AVAILABLE RECORDS –
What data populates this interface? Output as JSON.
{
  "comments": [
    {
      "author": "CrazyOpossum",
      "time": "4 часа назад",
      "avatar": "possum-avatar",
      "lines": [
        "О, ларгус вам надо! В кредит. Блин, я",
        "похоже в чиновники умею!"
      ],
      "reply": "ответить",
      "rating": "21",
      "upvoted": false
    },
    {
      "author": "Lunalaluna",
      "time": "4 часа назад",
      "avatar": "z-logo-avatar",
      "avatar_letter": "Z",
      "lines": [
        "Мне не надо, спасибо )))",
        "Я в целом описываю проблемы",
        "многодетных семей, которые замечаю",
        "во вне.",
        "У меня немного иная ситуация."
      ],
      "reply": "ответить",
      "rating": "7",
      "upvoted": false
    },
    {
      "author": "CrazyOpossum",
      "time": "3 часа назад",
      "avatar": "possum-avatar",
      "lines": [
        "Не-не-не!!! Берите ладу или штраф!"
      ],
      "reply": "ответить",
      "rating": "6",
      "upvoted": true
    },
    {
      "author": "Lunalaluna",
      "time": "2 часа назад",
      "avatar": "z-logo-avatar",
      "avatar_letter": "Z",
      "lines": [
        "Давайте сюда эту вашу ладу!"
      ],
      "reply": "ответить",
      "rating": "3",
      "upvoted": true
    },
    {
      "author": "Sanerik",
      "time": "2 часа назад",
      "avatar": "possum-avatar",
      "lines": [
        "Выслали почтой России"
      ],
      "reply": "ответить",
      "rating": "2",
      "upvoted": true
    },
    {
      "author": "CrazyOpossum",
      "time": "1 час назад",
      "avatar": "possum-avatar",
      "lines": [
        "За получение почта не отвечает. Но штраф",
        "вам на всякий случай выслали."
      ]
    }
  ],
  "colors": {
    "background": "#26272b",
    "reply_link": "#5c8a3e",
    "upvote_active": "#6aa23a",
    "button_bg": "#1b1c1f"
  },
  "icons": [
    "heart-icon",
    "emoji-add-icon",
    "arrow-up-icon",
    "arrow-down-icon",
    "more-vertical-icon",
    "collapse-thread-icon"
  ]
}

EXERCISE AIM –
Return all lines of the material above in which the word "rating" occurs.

TASK ANSWER –
      "rating": "21",
      "rating": "7",
      "rating": "6",
      "rating": "3",
      "rating": "2",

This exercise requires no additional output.